EXERCISE DETAILS:
Could you write out every entry exactly as it stands?

SOURCE MATERIAL:
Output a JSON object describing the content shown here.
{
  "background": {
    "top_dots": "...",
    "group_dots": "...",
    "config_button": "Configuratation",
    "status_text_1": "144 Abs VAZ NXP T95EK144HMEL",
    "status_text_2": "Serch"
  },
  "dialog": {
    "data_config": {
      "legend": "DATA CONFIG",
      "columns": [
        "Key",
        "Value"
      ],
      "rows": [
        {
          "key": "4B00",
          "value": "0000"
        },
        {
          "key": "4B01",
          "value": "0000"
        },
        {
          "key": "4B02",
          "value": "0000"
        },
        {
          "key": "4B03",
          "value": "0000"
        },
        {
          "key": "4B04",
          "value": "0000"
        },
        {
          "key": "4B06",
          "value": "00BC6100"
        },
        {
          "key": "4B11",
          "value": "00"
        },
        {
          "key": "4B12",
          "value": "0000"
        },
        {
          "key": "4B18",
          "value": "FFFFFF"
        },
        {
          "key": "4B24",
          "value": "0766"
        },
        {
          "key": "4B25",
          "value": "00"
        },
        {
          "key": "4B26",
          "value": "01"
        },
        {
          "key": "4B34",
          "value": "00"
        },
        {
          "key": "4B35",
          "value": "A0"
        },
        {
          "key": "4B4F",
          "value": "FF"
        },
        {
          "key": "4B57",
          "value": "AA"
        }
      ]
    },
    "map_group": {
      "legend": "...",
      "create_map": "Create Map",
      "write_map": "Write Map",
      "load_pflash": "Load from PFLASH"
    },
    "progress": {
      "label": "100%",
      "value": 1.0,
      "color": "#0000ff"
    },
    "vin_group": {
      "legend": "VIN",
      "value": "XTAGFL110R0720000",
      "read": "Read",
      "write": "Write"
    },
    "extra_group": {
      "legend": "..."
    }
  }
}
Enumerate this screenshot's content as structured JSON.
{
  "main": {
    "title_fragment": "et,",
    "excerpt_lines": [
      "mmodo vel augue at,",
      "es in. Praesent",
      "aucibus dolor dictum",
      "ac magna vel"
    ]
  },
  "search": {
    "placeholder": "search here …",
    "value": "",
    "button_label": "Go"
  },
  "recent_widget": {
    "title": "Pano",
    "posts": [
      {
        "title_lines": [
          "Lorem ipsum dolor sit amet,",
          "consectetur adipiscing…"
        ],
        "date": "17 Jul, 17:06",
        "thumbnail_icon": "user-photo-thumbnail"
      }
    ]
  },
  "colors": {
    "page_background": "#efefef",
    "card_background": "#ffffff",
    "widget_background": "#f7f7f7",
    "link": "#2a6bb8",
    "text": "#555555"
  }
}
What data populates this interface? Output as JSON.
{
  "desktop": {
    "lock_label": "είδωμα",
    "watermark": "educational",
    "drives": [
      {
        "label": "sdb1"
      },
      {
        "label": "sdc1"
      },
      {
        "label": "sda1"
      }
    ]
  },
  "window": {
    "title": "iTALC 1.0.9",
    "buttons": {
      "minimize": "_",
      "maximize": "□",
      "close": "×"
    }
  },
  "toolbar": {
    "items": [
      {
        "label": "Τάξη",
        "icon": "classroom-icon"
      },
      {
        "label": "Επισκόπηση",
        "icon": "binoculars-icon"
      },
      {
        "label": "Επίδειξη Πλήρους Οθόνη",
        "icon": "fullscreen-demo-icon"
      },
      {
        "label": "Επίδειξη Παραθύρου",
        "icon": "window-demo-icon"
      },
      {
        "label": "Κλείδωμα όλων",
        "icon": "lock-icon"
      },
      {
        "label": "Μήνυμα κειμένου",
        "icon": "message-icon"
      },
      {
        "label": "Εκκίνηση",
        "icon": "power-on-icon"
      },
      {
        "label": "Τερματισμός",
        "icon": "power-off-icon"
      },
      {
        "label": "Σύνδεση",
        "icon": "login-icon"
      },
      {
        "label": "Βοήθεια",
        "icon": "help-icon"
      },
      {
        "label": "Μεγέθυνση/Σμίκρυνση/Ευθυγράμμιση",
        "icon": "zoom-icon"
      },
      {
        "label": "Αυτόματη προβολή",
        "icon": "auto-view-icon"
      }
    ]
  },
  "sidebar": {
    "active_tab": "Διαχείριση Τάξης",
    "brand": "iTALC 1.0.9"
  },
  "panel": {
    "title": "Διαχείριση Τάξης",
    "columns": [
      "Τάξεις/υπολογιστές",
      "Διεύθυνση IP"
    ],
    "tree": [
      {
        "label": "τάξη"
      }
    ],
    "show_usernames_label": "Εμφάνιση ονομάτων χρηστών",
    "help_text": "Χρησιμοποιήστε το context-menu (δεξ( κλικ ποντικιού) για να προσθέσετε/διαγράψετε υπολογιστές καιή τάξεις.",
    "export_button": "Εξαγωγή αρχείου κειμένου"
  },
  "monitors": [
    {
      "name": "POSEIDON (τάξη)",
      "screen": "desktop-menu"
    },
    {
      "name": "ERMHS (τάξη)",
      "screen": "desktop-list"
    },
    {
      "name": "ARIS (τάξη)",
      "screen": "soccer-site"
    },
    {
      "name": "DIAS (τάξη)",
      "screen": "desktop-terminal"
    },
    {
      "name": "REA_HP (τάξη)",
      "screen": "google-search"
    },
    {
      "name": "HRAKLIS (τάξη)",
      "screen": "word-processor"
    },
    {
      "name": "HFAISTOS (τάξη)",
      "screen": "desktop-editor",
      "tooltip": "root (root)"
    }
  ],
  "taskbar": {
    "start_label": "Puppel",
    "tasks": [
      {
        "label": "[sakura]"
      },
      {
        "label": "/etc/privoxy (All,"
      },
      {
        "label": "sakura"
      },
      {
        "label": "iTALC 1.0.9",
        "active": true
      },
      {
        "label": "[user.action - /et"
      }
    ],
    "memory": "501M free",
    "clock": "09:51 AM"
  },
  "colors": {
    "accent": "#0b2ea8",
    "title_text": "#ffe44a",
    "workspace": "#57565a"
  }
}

RESULT FOR THIS TASK:
Output a JSON object describing the content shown here.
{
  "background": {
    "top_dots": "...",
    "group_dots": "...",
    "config_button": "Configuratation",
    "status_text_1": "144 Abs VAZ NXP T95EK144HMEL",
    "status_text_2": "Serch"
  },
  "dialog": {
    "data_config": {
      "legend": "DATA CONFIG",
      "columns": [
        "Key",
        "Value"
      ],
      "rows": [
        {
          "key": "4B00",
          "value": "0000"
        },
        {
          "key": "4B01",
          "value": "0000"
        },
        {
          "key": "4B02",
          "value": "0000"
        },
        {
          "key": "4B03",
          "value": "0000"
        },
        {
          "key": "4B04",
          "value": "0000"
        },
        {
          "key": "4B06",
          "value": "00BC6100"
        },
        {
          "key": "4B11",
          "value": "00"
        },
        {
          "key": "4B12",
          "value": "0000"
        },
        {
          "key": "4B18",
          "value": "FFFFFF"
        },
        {
          "key": "4B24",
          "value": "0766"
        },
        {
          "key": "4B25",
          "value": "00"
        },
        {
          "key": "4B26",
          "value": "01"
        },
        {
          "key": "4B34",
          "value": "00"
        },
        {
          "key": "4B35",
          "value": "A0"
        },
        {
          "key": "4B4F",
          "value": "FF"
        },
        {
          "key": "4B57",
          "value": "AA"
        }
      ]
    },
    "map_group": {
      "legend": "...",
      "create_map": "Create Map",
      "write_map": "Write Map",
      "load_pflash": "Load from PFLASH"
    },
    "progress": {
      "label": "100%",
      "value": 1.0,
      "color": "#0000ff"
    },
    "vin_group": {
      "legend": "VIN",
      "value": "XTAGFL110R0720000",
      "read": "Read",
      "write": "Write"
    },
    "extra_group": {
      "legend": "..."
    }
  }
}
Enumerate this screenshot's content as structured JSON.
{
  "main": {
    "title_fragment": "et,",
    "excerpt_lines": [
      "mmodo vel augue at,",
      "es in. Praesent",
      "aucibus dolor dictum",
      "ac magna vel"
    ]
  },
  "search": {
    "placeholder": "search here …",
    "value": "",
    "button_label": "Go"
  },
  "recent_widget": {
    "title": "Pano",
    "posts": [
      {
        "title_lines": [
          "Lorem ipsum dolor sit amet,",
          "consectetur adipiscing…"
        ],
        "date": "17 Jul, 17:06",
        "thumbnail_icon": "user-photo-thumbnail"
      }
    ]
  },
  "colors": {
    "page_background": "#efefef",
    "card_background": "#ffffff",
    "widget_background": "#f7f7f7",
    "link": "#2a6bb8",
    "text": "#555555"
  }
}
What data populates this interface? Output as JSON.
{
  "desktop": {
    "lock_label": "είδωμα",
    "watermark": "educational",
    "drives": [
      {
        "label": "sdb1"
      },
      {
        "label": "sdc1"
      },
      {
        "label": "sda1"
      }
    ]
  },
  "window": {
    "title": "iTALC 1.0.9",
    "buttons": {
      "minimize": "_",
      "maximize": "□",
      "close": "×"
    }
  },
  "toolbar": {
    "items": [
      {
        "label": "Τάξη",
        "icon": "classroom-icon"
      },
      {
        "label": "Επισκόπηση",
        "icon": "binoculars-icon"
      },
      {
        "label": "Επίδειξη Πλήρους Οθόνη",
        "icon": "fullscreen-demo-icon"
      },
      {
        "label": "Επίδειξη Παραθύρου",
        "icon": "window-demo-icon"
      },
      {
        "label": "Κλείδωμα όλων",
        "icon": "lock-icon"
      },
      {
        "label": "Μήνυμα κειμένου",
        "icon": "message-icon"
      },
      {
        "label": "Εκκίνηση",
        "icon": "power-on-icon"
      },
      {
        "label": "Τερματισμός",
        "icon": "power-off-icon"
      },
      {
        "label": "Σύνδεση",
        "icon": "login-icon"
      },
      {
        "label": "Βοήθεια",
        "icon": "help-icon"
      },
      {
        "label": "Μεγέθυνση/Σμίκρυνση/Ευθυγράμμιση",
        "icon": "zoom-icon"
      },
      {
        "label": "Αυτόματη προβολή",
        "icon": "auto-view-icon"
      }
    ]
  },
  "sidebar": {
    "active_tab": "Διαχείριση Τάξης",
    "brand": "iTALC 1.0.9"
  },
  "panel": {
    "title": "Διαχείριση Τάξης",
    "columns": [
      "Τάξεις/υπολογιστές",
      "Διεύθυνση IP"
    ],
    "tree": [
      {
        "label": "τάξη"
      }
    ],
    "show_usernames_label": "Εμφάνιση ονομάτων χρηστών",
    "help_text": "Χρησιμοποιήστε το context-menu (δεξ( κλικ ποντικιού) για να προσθέσετε/διαγράψετε υπολογιστές καιή τάξεις.",
    "export_button": "Εξαγωγή αρχείου κειμένου"
  },
  "monitors": [
    {
      "name": "POSEIDON (τάξη)",
      "screen": "desktop-menu"
    },
    {
      "name": "ERMHS (τάξη)",
      "screen": "desktop-list"
    },
    {
      "name": "ARIS (τάξη)",
      "screen": "soccer-site"
    },
    {
      "name": "DIAS (τάξη)",
      "screen": "desktop-terminal"
    },
    {
      "name": "REA_HP (τάξη)",
      "screen": "google-search"
    },
    {
      "name": "HRAKLIS (τάξη)",
      "screen": "word-processor"
    },
    {
      "name": "HFAISTOS (τάξη)",
      "screen": "desktop-editor",
      "tooltip": "root (root)"
    }
  ],
  "taskbar": {
    "start_label": "Puppel",
    "tasks": [
      {
        "label": "[sakura]"
      },
      {
        "label": "/etc/privoxy (All,"
      },
      {
        "label": "sakura"
      },
      {
        "label": "iTALC 1.0.9",
        "active": true
      },
      {
        "label": "[user.action - /et"
      }
    ],
    "memory": "501M free",
    "clock": "09:51 AM"
  },
  "colors": {
    "accent": "#0b2ea8",
    "title_text": "#ffe44a",
    "workspace": "#57565a"
  }
}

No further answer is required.